Task goal:
Your answer should consist of every line from the records that holds the string "title".

Data about app and page elements:
Segment Open

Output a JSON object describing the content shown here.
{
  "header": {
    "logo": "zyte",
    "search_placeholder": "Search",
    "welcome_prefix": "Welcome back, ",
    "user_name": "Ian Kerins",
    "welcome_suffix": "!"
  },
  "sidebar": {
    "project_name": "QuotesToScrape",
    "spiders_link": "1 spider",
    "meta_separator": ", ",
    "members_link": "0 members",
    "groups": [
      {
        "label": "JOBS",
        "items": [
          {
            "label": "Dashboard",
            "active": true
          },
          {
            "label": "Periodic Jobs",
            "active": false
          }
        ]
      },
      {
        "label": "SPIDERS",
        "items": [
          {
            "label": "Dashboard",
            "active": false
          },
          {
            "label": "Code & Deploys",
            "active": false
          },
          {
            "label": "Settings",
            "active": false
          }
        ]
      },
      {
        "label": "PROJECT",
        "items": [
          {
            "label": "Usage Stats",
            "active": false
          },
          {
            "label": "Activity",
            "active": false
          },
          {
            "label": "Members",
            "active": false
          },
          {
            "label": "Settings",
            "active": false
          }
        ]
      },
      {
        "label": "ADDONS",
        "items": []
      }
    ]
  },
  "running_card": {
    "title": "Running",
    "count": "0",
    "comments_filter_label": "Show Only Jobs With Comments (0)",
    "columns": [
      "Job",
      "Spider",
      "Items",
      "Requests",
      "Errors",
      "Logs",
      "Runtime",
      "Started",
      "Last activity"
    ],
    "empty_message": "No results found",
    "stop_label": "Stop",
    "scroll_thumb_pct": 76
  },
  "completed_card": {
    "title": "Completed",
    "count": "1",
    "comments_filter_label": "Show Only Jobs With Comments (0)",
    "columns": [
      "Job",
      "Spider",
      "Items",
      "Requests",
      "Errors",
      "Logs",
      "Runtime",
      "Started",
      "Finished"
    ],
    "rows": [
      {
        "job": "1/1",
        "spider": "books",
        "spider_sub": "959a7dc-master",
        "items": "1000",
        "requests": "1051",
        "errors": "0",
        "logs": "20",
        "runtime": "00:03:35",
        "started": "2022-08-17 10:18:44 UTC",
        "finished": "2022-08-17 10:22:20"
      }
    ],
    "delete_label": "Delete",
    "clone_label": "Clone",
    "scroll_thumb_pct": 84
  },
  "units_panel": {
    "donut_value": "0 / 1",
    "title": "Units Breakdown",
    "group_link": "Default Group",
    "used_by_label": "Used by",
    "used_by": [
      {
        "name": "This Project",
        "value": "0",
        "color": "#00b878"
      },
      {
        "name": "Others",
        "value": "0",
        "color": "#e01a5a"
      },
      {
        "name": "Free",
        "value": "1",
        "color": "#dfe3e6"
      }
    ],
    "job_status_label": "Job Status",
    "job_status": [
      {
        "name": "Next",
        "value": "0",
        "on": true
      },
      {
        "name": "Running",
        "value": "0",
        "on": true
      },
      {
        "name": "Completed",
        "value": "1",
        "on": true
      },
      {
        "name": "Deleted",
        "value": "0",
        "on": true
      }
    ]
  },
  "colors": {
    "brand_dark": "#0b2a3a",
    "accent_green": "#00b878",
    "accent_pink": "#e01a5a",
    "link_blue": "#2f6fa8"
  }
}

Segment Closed

Expected output:
    "title": "Running",
    "title": "Completed",
    "title": "Units Breakdown",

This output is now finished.